- A title card
- An author card
- A subject card
However, many libraries are now using electronic cards to help you to find information. Electronic cards still allow you to search for the information based on the subject you may be pursuing, or by the author of a book, or by the title of the book. The card (whether print or electronic) can help you to find the call number of the book, whether the library has the book, who is the author of the book, and how to locate other books on the subject. It can also give you important information about the book such as the date of publication, number of pages, etc. Please remember to speak to your librarian if you need help locating information in the library.
Using Your Classroom Library
Many classes, especially those at the Early Childhood and Primary levels, have a classroom library. A classroom library provides you with excellent educational materials and resources to help in your education. The classroom library is not designed to replace your school’s library, but to support it, and the teaching and learning process.
What can I donate to the classroom library?
Ask your teacher to tell you what you should donate to the classroom library.

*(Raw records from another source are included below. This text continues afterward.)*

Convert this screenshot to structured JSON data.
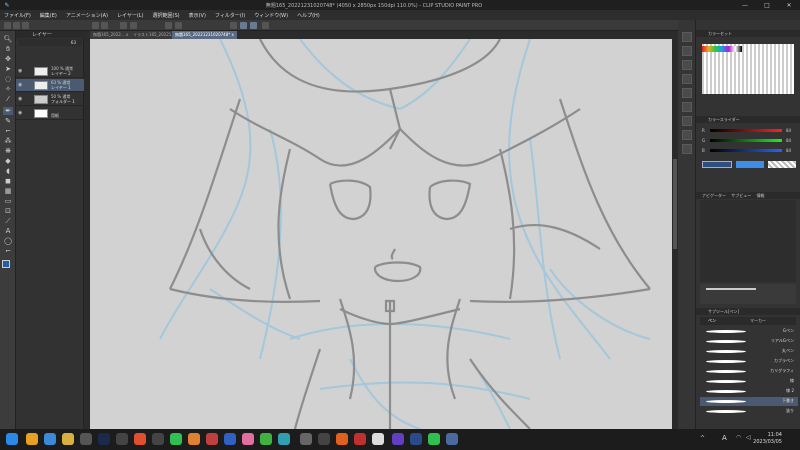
{
  "window": {
    "title": "無題165_20221231020748* (4050 x 2850px 150dpi 110.0%) - CLIP STUDIO PAINT PRO"
  },
  "menu": [
    "ファイル(F)",
    "編集(E)",
    "アニメーション(A)",
    "レイヤー(L)",
    "選択範囲(S)",
    "表示(V)",
    "フィルター(I)",
    "ウィンドウ(W)",
    "ヘルプ(H)"
  ],
  "doc_tabs": [
    {
      "label": "無題165_2022... x"
    },
    {
      "label": "イラスト165_20221... x"
    },
    {
      "label": "無題165_20221231020748* x",
      "active": true
    }
  ],
  "layer_panel": {
    "title": "レイヤー",
    "opacity": "63",
    "layers": [
      {
        "line1": "100 % 通常",
        "line2": "レイヤー 2"
      },
      {
        "line1": "63 % 通常",
        "line2": "レイヤー 1",
        "selected": true
      },
      {
        "line1": "50 % 通常",
        "line2": "フォルダー 1"
      },
      {
        "line1": "",
        "line2": "用紙"
      }
    ]
  },
  "color_set": {
    "title": "カラーセット"
  },
  "color_slider": {
    "title": "カラースライダー",
    "channels": [
      {
        "label": "R",
        "value": "84",
        "color": "#d04040"
      },
      {
        "label": "G",
        "value": "84",
        "color": "#40c040"
      },
      {
        "label": "B",
        "value": "84",
        "color": "#4060e0"
      }
    ]
  },
  "navigator": {
    "tabs": [
      "ナビゲーター",
      "サブビュー",
      "情報"
    ]
  },
  "sub_tool": {
    "title": "サブツール[ペン]",
    "tabs": [
      "ペン",
      "マーカー"
    ],
    "brushes": [
      "Gペン",
      "リアルGペン",
      "丸ペン",
      "カブラペン",
      "カリグラフィ",
      "線",
      "線 2",
      "下書き",
      "塗り"
    ],
    "selected_brush": 7
  },
  "taskbar": {
    "time": "11:04",
    "date": "2023/03/05",
    "ime": "A"
  }
}
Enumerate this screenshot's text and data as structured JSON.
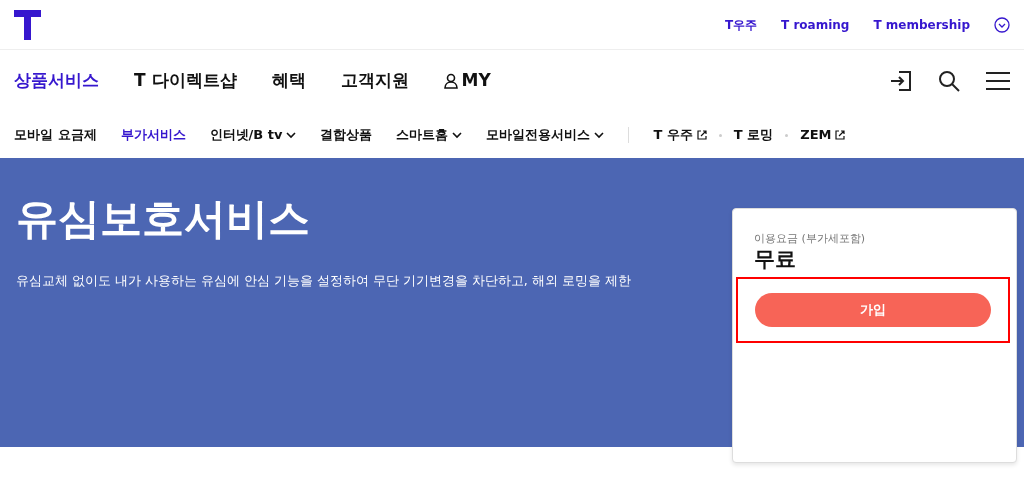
{
  "top_links": [
    {
      "label": "T우주"
    },
    {
      "label": "T roaming"
    },
    {
      "label": "T membership"
    }
  ],
  "main_nav": [
    {
      "label": "상품서비스",
      "selected": true,
      "kind": "text"
    },
    {
      "label": "T 다이렉트샵",
      "selected": false,
      "kind": "text"
    },
    {
      "label": "혜택",
      "selected": false,
      "kind": "text"
    },
    {
      "label": "고객지원",
      "selected": false,
      "kind": "text"
    },
    {
      "label": "MY",
      "selected": false,
      "kind": "person"
    }
  ],
  "sub_nav": [
    {
      "label": "모바일 요금제",
      "selected": false,
      "kind": "plain"
    },
    {
      "label": "부가서비스",
      "selected": true,
      "kind": "plain"
    },
    {
      "label": "인터넷/B tv",
      "selected": false,
      "kind": "dropdown"
    },
    {
      "label": "결합상품",
      "selected": false,
      "kind": "plain"
    },
    {
      "label": "스마트홈",
      "selected": false,
      "kind": "dropdown"
    },
    {
      "label": "모바일전용서비스",
      "selected": false,
      "kind": "dropdown"
    }
  ],
  "external_links": [
    {
      "label": "T 우주",
      "kind": "external"
    },
    {
      "label": "T 로밍",
      "kind": "plain"
    },
    {
      "label": "ZEM",
      "kind": "external"
    }
  ],
  "hero": {
    "title": "유심보호서비스",
    "description": "유심교체 없이도 내가 사용하는 유심에 안심 기능을 설정하여 무단 기기변경을 차단하고, 해외 로밍을 제한"
  },
  "price_card": {
    "label": "이용요금 (부가세포함)",
    "price": "무료",
    "button": {
      "label": "가입",
      "highlighted": true
    }
  }
}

These are some of the education materials that may be needed for the classroom library:
- Newspaper clippings on topical issues
- A telephone directory
- DVDs and CDs (educational)
- Reference books e.g. dictionary, thesaurus, atlas
- A Bible and other religious books
- Informational books such as journals, diaries
- Stationery e.g. pencils, crayons, rubbers, sharpener, stapler, thumb tacks
- Puppets and costumes
- Blank and ruled sheets of paper
- Tape recorder
- Message pads
- Fiction books such as literature books, picture books, poetry books
Caring For Your Books
The Ministry of Education, through the National Textbook Loan Scheme, provides books for every child attending Primary (Grades 1-6) and Secondary (Grades 7-11) schools. Through the textbook scheme, the Ministry continues to help in raising the literacy levels of students and provide them with books in most subject areas. However, some of you continue to deface and lose your books. You should make every effort to care for your books, as it is very costly to repair and replace books, and your work is seriously affected when you do not have your textbooks. Our investigation of textbooks, used particularly on the Secondary Textbook Loan Scheme, has revealed the following:
- Pages of textbooks are folded to mark key areas
- Many textbooks suffer from “dog ears” early in their shelf life
- Students continue to lose their textbooks
- Textbooks are not wrapped and so are exposed to defacing
- Students spill food and liquid on the textbooks
- Students rip pages out of the textbook
- Students mark textbooks with pencils, pens and highlighters
As partners in education, we are encouraging you to take better care of all of your books, whether they are textbooks or other educational materials. Books must be in good condition if they are to be passed on to other students entering the system.
Attached is a poster to inform you of how you can take better care of your books.